- 2. In the first phrase, the "Gentiles" take something of a "hit" in that they are the "cause" of the Jews' adversarial identity in a secondary sense. But, in the second phrase, the adversarial Jews are counted as "beloved" because of the fathers and have this "identity" in a primary sense. They are not "beloved" because they have some characteristics in themselves that make them "lovable"; they are "beloved" because God made some promises to their "fathers" that He intends to keep. Grace is dominating this entire scenario and Paul wishes for his readers to absorb some of that grace in their attitude toward these "enemies".

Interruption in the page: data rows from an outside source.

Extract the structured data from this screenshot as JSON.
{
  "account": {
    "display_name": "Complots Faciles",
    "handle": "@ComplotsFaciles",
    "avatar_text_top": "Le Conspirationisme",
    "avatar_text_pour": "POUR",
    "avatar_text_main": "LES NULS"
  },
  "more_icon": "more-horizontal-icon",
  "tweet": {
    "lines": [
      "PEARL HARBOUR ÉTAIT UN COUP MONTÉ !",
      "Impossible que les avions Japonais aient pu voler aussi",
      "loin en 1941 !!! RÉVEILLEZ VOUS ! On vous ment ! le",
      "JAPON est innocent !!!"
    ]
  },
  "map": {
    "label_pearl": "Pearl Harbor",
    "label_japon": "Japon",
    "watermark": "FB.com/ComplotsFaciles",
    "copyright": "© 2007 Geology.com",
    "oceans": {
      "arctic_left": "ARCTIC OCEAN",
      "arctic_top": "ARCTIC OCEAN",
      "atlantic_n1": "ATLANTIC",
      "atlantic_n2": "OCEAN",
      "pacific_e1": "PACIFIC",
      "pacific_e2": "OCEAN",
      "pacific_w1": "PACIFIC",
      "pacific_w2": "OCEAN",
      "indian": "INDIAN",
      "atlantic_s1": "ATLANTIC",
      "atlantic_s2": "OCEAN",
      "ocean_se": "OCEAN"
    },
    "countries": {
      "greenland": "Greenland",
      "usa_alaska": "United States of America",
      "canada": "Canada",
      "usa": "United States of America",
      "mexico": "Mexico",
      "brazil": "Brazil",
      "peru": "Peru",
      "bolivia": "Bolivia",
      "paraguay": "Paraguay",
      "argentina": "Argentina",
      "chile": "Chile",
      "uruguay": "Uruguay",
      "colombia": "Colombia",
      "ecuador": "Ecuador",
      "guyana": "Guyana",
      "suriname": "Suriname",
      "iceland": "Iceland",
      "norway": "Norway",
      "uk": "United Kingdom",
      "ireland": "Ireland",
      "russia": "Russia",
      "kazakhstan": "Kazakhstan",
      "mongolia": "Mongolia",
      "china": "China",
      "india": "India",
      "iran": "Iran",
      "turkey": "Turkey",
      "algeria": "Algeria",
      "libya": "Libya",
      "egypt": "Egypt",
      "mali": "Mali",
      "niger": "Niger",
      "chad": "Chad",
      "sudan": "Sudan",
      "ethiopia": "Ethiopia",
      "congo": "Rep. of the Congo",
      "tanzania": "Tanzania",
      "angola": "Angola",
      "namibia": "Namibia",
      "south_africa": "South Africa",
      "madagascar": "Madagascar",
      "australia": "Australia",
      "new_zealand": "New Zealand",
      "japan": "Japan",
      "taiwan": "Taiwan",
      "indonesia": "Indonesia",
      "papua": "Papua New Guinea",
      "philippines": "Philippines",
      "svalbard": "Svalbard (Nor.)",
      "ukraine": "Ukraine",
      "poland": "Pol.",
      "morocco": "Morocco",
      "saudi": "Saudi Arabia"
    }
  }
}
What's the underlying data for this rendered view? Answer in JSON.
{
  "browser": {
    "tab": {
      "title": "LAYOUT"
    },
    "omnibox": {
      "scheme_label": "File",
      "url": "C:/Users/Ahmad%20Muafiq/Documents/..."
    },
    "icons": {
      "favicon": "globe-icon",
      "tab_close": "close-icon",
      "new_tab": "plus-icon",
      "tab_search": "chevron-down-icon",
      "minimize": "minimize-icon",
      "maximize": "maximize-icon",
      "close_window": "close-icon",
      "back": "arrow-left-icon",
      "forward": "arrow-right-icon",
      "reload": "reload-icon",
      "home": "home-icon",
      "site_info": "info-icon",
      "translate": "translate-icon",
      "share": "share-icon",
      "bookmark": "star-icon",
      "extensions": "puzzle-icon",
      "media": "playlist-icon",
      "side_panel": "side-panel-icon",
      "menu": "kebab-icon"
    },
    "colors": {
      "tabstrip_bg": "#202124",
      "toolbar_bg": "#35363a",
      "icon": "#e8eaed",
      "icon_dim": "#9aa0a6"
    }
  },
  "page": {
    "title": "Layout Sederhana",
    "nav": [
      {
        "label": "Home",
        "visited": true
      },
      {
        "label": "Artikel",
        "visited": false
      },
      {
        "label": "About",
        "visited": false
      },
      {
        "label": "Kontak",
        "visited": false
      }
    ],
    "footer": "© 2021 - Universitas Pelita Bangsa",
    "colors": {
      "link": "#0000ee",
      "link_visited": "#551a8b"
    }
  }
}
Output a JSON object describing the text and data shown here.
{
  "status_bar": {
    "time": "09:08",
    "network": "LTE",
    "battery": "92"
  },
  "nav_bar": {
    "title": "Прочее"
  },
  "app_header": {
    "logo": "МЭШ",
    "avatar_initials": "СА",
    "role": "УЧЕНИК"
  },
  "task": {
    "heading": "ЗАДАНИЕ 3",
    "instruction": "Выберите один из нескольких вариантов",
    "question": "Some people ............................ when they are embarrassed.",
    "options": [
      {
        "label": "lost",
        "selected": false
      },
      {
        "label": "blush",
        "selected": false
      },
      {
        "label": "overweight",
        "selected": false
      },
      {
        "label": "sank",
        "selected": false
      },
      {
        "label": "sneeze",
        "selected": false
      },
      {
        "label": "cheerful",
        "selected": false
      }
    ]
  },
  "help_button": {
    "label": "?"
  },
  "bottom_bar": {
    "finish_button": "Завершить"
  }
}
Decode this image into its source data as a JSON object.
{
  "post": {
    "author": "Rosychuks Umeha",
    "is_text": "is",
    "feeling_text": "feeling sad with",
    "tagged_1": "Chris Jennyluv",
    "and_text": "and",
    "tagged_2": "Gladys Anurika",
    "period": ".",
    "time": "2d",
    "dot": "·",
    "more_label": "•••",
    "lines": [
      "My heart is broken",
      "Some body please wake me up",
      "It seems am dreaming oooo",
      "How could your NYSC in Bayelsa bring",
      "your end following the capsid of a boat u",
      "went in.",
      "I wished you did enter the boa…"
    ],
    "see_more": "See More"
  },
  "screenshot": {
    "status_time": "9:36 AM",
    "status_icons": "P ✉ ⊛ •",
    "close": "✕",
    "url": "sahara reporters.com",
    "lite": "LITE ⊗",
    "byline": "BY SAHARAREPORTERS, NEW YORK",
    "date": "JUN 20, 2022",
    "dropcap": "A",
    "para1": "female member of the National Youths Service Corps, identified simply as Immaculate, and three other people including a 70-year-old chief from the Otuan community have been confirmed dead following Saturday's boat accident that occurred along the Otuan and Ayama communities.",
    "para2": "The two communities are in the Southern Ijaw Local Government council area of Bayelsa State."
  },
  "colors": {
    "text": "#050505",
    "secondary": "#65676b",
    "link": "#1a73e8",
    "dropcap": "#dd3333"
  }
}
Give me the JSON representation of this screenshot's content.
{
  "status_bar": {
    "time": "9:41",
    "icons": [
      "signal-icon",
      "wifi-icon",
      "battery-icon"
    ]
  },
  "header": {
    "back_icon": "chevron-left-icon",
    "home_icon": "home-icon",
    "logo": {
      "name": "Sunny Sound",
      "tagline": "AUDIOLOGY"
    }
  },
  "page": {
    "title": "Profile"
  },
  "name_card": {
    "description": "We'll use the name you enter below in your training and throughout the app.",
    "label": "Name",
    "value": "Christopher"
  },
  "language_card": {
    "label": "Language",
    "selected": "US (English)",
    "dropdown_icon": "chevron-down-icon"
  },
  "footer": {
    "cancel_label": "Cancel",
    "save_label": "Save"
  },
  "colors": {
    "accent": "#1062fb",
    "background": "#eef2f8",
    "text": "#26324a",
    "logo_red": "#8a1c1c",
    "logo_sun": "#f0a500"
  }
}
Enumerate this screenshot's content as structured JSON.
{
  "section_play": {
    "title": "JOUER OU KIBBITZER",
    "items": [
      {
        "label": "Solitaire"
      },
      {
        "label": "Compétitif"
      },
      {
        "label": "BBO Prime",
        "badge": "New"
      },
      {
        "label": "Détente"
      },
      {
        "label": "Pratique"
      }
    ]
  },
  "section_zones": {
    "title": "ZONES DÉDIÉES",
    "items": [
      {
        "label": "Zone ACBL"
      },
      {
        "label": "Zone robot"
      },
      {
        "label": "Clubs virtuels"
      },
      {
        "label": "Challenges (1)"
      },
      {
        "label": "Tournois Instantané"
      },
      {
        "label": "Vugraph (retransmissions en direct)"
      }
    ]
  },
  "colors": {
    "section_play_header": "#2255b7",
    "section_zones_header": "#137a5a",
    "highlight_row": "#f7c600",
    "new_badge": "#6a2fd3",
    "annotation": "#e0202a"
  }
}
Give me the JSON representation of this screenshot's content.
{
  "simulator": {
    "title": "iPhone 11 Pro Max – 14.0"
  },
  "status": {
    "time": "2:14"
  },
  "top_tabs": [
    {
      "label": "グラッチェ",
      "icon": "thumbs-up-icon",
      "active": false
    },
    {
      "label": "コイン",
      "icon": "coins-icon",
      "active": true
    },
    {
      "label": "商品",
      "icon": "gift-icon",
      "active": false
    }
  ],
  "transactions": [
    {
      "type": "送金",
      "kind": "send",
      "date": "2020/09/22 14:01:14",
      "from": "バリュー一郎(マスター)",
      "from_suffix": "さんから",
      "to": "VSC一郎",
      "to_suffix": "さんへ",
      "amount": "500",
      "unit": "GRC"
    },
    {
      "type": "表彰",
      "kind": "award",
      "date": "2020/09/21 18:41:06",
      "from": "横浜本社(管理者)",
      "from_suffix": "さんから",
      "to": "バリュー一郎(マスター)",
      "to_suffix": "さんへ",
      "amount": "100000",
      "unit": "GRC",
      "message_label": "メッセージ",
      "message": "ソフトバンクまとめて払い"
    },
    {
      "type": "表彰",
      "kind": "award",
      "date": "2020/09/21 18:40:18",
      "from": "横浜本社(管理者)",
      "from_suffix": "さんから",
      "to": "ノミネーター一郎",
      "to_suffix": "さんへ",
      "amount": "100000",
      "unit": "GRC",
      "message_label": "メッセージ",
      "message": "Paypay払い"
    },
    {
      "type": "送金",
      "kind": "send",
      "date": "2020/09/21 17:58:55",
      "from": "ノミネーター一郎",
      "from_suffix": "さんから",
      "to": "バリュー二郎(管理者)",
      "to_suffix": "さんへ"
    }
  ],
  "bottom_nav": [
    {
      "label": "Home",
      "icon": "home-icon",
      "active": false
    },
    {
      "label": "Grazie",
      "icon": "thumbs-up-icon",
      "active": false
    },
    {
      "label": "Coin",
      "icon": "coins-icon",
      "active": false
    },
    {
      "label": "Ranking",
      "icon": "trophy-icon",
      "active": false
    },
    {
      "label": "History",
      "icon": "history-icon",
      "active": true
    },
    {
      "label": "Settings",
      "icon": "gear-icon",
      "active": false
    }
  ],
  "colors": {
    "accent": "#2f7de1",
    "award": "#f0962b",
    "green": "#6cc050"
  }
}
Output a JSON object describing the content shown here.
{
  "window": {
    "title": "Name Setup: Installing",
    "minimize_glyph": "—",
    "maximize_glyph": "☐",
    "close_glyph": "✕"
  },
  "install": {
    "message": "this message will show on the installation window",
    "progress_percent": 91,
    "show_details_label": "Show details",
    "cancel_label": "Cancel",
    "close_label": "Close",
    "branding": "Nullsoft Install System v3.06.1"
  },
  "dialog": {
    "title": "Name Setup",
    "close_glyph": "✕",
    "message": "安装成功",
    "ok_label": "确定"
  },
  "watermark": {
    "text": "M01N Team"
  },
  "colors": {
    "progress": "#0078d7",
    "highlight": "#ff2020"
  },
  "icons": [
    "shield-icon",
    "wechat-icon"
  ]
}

- 3. The "justification" for identifying the Jews as "beloved" is given: God does not change His mind about His "grace-gifts" and His "calling". He has a large scale task to accomplish: the communication of His Life to His creation. He has an intricately complex methodology: the manifest revelation of Himself in all of His glory. He has an unassailable position as the all-knowing, all-wise, Executor of Power for Life. Thus, He is not about to second-guess either His objective (Life) or His methodology (gifts and calling). This kind of immutability is unknown among men who bounce all over the place in their double-minded vacillations, but it does not alter the inalterable.